» **Task directions**:
In the records below, find every line that contains "ریال" and list it.

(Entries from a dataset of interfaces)
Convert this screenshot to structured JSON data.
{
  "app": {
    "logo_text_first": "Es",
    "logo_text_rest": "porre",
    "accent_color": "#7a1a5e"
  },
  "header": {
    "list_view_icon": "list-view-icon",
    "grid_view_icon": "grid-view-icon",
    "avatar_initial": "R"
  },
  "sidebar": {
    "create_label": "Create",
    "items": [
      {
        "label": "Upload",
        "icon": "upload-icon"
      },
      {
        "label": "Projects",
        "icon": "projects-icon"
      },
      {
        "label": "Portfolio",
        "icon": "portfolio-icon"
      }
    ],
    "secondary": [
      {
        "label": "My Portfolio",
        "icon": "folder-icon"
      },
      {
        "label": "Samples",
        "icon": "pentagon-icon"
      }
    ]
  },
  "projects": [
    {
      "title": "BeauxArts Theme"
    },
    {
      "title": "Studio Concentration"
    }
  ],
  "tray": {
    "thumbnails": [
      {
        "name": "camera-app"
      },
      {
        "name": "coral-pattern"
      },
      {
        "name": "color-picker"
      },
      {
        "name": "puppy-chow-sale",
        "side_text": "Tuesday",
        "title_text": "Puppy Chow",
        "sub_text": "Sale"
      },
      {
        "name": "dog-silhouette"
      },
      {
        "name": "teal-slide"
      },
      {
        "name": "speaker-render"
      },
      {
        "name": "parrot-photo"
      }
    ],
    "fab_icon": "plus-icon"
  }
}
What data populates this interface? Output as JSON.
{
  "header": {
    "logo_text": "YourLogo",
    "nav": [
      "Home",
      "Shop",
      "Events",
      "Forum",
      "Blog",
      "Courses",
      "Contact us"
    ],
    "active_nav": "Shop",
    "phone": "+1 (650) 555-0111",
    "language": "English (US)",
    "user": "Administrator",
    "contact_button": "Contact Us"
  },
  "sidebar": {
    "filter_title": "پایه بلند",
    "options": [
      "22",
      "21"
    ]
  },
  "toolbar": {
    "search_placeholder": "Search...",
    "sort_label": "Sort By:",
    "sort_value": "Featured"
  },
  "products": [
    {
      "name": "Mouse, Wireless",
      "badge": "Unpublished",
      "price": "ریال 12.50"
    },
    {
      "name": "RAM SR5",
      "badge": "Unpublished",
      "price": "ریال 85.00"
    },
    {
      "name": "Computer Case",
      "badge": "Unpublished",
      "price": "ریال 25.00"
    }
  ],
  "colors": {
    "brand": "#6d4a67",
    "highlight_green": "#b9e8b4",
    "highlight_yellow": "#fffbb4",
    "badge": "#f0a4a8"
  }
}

» **Reply**:
      "price": "ریال 12.50"
      "price": "ریال 85.00"
      "price": "ریال 25.00"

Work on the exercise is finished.